Excerpts from an interface dataset:
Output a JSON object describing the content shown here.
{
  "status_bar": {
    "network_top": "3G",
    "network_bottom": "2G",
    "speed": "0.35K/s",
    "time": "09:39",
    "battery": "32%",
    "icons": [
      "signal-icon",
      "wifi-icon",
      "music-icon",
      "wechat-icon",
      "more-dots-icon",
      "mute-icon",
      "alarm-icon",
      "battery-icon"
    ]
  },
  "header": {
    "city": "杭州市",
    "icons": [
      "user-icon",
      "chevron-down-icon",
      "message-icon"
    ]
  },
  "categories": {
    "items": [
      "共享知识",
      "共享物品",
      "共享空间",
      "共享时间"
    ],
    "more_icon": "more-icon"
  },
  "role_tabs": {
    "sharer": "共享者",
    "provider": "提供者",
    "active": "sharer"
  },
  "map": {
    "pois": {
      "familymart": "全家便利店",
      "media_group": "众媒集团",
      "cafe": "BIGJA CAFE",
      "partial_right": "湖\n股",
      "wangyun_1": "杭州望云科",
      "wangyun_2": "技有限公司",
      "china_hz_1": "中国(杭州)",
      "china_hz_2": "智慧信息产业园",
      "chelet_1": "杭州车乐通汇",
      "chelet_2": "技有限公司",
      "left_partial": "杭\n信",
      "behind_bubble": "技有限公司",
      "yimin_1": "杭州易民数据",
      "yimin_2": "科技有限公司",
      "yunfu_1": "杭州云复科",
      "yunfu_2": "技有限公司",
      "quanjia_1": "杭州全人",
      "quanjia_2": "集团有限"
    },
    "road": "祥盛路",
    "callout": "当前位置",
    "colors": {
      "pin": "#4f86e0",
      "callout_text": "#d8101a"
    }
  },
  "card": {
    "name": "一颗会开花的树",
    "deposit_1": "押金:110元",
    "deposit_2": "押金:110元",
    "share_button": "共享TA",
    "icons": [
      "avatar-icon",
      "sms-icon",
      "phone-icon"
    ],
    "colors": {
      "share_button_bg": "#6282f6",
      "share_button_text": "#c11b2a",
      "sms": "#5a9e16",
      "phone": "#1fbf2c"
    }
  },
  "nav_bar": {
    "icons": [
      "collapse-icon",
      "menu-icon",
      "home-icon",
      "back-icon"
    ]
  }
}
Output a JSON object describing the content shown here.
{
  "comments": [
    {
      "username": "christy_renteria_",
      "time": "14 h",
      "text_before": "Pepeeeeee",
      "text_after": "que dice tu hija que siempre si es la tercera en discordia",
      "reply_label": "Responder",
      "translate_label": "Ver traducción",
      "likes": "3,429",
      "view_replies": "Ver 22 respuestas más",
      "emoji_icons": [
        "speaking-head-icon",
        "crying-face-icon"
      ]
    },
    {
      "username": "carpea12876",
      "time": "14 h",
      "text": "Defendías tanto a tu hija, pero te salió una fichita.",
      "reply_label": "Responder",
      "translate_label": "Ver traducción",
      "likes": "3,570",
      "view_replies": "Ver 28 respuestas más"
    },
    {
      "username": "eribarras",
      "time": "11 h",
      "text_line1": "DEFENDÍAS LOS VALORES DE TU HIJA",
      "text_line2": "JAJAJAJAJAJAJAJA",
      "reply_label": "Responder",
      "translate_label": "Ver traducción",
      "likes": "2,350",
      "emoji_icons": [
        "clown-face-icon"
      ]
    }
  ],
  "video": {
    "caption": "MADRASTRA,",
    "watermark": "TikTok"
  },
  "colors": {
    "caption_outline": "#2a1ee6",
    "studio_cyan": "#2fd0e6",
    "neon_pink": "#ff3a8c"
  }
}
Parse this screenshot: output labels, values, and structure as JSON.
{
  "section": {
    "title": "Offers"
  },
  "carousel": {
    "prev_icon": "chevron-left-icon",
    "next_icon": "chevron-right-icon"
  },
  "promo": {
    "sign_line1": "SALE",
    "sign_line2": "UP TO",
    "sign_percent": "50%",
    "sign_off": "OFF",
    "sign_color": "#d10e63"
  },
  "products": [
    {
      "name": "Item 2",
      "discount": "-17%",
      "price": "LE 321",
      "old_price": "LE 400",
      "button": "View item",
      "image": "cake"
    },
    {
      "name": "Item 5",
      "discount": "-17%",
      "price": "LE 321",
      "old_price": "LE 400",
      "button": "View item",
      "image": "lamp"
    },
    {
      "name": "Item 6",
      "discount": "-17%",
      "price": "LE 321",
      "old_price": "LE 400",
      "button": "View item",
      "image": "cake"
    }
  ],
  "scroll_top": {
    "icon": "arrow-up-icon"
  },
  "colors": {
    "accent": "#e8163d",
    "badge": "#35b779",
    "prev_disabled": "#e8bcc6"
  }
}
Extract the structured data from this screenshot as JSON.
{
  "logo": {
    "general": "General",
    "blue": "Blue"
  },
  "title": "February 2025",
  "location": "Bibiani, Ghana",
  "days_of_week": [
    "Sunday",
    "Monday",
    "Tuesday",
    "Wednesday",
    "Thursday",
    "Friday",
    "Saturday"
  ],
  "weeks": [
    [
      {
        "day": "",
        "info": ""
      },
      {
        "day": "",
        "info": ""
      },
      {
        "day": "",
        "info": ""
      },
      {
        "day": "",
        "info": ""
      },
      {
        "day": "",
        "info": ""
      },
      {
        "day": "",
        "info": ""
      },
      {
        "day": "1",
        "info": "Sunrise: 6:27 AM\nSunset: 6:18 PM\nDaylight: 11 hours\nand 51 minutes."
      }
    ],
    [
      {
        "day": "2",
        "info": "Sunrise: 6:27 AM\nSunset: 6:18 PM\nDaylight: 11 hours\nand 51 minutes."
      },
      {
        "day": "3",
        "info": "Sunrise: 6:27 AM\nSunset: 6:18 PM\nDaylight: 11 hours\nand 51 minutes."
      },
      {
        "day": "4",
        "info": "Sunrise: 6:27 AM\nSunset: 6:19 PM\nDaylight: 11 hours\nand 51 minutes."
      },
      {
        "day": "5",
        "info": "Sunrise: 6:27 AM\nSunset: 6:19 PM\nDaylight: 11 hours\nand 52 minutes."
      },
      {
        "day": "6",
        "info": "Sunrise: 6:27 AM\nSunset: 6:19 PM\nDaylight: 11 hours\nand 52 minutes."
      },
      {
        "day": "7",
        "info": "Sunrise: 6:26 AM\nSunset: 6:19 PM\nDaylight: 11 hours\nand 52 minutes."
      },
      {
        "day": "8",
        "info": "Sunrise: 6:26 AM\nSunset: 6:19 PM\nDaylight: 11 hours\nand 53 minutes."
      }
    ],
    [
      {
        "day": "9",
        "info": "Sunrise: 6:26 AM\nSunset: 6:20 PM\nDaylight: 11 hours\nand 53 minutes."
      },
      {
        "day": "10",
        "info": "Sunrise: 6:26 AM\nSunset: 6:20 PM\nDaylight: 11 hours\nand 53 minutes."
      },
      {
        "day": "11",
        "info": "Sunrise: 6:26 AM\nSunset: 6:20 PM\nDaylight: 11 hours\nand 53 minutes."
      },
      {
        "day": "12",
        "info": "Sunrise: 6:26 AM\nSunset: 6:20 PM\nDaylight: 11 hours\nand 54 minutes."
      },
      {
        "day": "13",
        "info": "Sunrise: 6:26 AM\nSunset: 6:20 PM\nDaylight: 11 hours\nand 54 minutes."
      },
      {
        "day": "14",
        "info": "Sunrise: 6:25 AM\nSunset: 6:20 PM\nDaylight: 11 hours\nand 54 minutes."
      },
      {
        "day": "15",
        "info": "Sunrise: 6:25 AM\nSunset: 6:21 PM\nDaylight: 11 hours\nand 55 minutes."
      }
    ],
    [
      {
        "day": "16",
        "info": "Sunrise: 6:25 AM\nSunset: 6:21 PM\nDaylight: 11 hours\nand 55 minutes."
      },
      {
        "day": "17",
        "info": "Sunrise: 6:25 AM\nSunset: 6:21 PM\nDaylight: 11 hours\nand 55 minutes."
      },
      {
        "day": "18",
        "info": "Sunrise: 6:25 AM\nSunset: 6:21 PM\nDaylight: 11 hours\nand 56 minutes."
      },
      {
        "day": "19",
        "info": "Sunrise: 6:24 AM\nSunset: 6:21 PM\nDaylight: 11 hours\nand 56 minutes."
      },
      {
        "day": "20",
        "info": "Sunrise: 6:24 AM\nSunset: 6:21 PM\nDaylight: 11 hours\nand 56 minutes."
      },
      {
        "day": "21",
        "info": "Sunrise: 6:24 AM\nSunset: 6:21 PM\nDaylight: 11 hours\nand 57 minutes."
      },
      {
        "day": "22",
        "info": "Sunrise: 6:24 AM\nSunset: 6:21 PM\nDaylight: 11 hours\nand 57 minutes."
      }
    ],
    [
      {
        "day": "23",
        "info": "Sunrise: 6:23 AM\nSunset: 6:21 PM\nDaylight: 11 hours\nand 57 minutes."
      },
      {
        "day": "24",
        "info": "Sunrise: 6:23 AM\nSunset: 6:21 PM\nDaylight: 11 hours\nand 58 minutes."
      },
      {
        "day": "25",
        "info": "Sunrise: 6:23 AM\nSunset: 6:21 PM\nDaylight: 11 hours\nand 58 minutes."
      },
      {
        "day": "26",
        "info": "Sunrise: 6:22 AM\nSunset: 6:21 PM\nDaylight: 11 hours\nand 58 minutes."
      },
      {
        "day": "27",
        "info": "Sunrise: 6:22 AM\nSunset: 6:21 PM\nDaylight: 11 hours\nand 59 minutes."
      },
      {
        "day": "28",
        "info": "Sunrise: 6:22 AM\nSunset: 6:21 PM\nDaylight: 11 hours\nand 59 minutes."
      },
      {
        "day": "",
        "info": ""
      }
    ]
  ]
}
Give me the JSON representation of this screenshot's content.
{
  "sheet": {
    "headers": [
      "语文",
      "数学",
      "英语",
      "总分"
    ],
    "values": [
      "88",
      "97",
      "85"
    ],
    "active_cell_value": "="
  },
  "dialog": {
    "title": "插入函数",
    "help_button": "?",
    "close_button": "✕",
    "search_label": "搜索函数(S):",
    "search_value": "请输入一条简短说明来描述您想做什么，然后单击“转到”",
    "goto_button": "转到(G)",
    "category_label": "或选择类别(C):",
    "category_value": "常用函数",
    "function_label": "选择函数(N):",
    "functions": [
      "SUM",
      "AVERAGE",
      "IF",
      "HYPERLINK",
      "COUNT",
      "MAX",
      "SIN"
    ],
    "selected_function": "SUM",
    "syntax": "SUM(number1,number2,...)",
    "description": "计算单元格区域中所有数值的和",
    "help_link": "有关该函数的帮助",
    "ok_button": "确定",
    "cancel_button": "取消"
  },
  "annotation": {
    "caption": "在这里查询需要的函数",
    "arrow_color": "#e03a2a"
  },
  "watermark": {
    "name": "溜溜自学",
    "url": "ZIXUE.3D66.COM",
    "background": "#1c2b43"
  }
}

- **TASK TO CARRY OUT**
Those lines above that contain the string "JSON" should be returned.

- **EXPECTED OUTPUT**
Output a JSON object describing the content shown here.
Output a JSON object describing the content shown here.
Parse this screenshot: output labels, values, and structure as JSON.
Extract the structured data from this screenshot as JSON.
Give me the JSON representation of this screenshot's content.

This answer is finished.